== SOURCE MATERIAL

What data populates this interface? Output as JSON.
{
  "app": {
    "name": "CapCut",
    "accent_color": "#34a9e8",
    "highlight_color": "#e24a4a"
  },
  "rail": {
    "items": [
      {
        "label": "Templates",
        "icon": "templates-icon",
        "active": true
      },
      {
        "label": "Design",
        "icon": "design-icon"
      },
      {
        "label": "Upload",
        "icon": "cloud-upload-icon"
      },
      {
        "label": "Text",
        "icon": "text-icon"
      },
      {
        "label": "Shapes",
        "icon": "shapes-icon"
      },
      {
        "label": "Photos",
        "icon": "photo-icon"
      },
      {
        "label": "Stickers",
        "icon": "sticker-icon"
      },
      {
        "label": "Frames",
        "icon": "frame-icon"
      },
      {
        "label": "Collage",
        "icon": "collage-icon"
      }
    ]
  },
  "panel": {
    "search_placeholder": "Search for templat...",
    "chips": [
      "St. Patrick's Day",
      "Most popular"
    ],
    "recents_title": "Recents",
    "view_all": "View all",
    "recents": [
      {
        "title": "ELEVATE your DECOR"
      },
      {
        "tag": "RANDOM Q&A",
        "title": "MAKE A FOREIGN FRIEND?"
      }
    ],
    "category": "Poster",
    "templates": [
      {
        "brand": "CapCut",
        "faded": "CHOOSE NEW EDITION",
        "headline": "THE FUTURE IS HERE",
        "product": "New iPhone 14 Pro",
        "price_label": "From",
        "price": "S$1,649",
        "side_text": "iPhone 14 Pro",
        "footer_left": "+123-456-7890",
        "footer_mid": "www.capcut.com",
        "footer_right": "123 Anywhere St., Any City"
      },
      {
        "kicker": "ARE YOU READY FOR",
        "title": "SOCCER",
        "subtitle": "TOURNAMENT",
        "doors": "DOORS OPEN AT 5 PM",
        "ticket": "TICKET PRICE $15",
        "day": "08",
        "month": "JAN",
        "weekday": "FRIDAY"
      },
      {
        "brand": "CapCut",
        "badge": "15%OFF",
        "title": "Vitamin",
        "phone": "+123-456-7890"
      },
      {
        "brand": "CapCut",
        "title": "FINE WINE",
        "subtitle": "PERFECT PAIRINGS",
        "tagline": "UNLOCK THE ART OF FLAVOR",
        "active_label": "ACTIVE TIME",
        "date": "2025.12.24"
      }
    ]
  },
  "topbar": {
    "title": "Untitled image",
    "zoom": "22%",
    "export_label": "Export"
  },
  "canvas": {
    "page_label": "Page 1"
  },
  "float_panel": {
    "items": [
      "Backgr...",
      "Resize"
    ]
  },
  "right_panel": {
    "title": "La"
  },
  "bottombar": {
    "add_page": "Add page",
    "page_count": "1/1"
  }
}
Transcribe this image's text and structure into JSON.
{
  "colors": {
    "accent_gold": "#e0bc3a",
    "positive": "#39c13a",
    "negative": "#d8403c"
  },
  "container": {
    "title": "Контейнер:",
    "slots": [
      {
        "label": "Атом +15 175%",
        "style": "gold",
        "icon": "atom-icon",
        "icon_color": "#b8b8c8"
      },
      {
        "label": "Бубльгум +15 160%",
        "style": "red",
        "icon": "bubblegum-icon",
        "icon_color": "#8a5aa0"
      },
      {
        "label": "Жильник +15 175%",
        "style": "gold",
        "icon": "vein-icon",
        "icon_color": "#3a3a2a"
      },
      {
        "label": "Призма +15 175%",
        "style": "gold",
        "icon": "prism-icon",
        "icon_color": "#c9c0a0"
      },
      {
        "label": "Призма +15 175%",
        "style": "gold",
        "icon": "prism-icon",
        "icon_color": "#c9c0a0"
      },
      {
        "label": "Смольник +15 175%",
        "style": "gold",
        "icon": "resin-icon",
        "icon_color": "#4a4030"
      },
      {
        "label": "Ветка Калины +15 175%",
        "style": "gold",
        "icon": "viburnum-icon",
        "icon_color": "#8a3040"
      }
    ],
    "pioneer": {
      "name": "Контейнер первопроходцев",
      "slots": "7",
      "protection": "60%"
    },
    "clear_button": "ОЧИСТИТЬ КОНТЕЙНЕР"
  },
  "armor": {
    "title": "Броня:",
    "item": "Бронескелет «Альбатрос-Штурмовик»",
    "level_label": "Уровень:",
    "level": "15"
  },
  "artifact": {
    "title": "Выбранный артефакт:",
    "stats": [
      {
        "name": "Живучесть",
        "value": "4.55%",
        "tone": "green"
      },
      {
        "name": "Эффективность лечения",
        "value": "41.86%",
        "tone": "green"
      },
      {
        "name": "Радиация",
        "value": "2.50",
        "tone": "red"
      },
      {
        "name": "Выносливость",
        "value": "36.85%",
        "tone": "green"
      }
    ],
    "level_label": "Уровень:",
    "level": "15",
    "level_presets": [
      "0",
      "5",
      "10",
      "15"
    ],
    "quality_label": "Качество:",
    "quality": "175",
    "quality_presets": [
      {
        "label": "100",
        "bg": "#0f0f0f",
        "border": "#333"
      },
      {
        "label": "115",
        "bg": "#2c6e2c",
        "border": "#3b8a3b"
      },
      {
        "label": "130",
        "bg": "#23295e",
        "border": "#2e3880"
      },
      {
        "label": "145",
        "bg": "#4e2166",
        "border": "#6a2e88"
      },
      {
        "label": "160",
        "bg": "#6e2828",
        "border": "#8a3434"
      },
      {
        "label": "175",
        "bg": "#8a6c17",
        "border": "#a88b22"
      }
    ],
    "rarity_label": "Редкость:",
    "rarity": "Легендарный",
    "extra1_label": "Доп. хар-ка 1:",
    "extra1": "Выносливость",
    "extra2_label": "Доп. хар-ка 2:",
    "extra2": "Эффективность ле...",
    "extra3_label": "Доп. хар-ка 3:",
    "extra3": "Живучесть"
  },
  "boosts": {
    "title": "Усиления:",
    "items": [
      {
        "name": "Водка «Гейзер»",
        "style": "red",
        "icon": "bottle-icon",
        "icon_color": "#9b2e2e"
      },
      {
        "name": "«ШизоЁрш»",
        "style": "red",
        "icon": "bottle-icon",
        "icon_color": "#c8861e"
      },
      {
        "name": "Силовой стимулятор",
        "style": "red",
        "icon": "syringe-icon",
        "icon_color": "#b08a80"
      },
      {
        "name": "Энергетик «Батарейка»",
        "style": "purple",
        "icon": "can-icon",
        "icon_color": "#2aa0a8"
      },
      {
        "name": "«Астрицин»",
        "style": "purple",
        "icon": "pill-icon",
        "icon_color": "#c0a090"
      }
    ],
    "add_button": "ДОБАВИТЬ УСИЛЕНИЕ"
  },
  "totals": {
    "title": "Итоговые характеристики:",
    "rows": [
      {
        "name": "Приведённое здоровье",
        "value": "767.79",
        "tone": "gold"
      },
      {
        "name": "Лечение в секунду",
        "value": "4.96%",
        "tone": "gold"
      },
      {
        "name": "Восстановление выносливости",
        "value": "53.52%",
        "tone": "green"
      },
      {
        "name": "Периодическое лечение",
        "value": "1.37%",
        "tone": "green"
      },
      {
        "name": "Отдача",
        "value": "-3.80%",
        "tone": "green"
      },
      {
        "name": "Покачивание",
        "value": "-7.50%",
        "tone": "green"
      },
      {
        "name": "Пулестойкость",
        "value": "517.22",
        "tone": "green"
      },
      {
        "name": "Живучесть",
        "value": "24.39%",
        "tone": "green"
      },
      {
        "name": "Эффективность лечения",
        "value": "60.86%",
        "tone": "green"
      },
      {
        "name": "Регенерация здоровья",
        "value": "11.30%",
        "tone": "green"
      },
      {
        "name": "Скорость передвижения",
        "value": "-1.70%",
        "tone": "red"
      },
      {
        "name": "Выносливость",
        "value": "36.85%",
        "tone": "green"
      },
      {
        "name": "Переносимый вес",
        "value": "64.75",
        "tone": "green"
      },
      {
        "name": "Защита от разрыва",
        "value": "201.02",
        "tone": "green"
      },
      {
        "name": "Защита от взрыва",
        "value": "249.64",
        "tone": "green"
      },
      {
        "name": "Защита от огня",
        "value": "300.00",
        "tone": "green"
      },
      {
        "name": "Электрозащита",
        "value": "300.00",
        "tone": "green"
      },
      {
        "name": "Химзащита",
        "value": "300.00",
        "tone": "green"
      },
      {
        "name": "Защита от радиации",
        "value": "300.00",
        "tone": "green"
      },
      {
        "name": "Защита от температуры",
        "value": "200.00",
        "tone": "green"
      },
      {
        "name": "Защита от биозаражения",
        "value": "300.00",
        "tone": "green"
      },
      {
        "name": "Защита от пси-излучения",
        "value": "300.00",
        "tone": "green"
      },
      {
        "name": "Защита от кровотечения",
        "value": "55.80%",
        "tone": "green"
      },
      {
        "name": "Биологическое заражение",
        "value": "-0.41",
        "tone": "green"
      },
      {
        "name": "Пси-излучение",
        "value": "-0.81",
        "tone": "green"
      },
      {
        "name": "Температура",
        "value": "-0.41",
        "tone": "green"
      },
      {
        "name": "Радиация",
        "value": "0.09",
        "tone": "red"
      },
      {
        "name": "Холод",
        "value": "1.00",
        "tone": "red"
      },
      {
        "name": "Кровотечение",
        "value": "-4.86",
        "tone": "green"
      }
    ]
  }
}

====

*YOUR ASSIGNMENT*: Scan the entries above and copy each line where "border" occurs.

*ANSWER TO THE EXERCISE*:
        "border": "#333"
        "border": "#3b8a3b"
        "border": "#2e3880"
        "border": "#6a2e88"
        "border": "#8a3434"
        "border": "#a88b22"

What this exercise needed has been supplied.